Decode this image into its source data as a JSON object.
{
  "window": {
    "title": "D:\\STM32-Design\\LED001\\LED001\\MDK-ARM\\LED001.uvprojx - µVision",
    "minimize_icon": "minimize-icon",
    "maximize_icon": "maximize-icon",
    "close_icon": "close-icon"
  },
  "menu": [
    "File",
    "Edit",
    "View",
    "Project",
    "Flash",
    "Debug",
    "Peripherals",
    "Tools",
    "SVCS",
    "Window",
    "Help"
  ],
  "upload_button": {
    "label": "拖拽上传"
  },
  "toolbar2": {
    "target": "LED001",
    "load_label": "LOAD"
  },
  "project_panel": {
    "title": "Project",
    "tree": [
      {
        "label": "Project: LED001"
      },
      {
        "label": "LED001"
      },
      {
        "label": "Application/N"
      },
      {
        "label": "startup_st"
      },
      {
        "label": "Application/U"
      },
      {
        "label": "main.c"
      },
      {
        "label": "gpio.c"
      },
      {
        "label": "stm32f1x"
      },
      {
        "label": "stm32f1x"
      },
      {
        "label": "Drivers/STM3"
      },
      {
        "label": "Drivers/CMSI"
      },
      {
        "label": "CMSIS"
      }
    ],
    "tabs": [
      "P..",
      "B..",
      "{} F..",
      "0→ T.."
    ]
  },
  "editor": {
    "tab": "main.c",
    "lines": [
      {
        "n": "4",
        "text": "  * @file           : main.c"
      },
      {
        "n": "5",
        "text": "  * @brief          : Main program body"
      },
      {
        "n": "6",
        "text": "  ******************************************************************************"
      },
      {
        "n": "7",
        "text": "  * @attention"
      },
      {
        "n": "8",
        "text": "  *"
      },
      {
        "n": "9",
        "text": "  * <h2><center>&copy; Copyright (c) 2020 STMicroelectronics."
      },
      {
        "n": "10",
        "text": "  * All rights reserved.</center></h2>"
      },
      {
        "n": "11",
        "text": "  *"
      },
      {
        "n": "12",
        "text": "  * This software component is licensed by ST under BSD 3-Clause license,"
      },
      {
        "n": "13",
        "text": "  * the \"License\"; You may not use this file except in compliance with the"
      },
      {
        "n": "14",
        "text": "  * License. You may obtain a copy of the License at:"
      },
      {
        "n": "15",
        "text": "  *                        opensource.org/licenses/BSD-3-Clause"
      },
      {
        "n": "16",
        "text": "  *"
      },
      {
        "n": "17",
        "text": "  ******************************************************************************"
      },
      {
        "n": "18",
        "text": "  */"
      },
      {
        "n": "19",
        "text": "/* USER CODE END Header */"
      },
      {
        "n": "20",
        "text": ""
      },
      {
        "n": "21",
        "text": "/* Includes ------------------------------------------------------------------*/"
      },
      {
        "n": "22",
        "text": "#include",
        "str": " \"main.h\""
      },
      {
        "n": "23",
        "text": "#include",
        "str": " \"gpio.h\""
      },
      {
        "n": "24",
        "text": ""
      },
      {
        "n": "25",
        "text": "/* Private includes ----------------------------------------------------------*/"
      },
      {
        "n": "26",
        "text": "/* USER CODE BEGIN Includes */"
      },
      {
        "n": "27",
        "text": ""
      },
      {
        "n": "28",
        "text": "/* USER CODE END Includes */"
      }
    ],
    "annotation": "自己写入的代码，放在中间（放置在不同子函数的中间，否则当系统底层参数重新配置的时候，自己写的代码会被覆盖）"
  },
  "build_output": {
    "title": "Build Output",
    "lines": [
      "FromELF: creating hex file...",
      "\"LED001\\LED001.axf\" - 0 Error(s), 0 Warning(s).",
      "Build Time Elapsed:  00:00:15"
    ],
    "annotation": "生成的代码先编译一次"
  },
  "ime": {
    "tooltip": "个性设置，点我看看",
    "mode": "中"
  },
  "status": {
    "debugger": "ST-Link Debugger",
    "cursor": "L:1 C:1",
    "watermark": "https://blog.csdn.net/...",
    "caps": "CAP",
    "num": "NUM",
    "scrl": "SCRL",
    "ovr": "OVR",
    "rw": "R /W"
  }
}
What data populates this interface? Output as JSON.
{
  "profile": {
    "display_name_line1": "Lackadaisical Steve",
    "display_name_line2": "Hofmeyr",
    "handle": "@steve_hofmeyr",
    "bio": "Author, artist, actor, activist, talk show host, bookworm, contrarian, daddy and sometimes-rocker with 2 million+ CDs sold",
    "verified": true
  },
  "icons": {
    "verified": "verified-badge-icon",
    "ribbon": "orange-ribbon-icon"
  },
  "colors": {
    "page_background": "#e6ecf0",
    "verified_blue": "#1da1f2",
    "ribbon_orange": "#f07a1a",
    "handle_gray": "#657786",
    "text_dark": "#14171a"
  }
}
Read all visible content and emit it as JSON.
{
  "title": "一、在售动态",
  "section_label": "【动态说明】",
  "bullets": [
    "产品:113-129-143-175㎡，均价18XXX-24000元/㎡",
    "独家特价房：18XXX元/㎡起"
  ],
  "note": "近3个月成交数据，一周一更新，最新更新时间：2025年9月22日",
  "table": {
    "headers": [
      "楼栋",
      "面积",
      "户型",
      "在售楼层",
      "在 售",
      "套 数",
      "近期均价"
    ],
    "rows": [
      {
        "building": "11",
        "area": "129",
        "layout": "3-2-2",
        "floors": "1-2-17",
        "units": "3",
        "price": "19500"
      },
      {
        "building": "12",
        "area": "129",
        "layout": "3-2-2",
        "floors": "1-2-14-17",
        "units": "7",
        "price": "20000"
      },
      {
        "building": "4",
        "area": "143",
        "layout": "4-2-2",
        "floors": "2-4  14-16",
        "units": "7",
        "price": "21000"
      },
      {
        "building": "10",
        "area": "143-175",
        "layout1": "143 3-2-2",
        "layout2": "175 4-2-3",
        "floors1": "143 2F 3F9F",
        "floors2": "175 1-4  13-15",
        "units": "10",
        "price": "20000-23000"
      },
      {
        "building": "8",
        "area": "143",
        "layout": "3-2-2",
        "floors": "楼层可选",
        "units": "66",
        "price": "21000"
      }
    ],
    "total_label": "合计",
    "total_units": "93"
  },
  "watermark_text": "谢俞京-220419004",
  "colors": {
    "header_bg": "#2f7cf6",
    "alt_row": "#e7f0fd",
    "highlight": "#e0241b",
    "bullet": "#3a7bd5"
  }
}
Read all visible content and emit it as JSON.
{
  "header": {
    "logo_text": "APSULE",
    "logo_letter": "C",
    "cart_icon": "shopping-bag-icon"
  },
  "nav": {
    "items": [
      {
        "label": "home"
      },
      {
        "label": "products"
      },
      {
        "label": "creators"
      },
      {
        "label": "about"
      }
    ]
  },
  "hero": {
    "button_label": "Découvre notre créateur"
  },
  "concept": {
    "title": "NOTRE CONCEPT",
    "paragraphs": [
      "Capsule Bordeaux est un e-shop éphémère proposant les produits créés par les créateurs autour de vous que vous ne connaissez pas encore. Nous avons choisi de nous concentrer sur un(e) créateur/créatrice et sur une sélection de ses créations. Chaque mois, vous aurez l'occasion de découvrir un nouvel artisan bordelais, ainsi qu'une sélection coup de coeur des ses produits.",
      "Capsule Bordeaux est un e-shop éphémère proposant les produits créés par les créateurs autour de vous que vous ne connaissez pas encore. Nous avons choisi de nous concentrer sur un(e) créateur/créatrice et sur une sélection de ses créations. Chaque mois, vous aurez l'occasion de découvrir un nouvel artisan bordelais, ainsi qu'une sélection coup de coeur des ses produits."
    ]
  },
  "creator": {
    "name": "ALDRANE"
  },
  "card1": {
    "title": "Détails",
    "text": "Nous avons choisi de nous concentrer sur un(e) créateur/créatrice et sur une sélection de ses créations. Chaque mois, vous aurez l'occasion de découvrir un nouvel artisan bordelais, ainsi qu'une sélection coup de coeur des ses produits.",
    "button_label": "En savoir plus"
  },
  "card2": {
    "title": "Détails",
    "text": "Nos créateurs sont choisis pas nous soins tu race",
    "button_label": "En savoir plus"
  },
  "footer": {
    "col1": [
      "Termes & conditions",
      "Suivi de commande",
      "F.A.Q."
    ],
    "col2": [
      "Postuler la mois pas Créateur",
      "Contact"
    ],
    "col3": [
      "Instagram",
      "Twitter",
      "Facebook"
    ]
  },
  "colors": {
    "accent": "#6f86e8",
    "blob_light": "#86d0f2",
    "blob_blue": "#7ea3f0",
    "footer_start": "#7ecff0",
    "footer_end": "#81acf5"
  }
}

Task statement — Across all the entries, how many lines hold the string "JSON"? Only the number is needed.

Solution — 4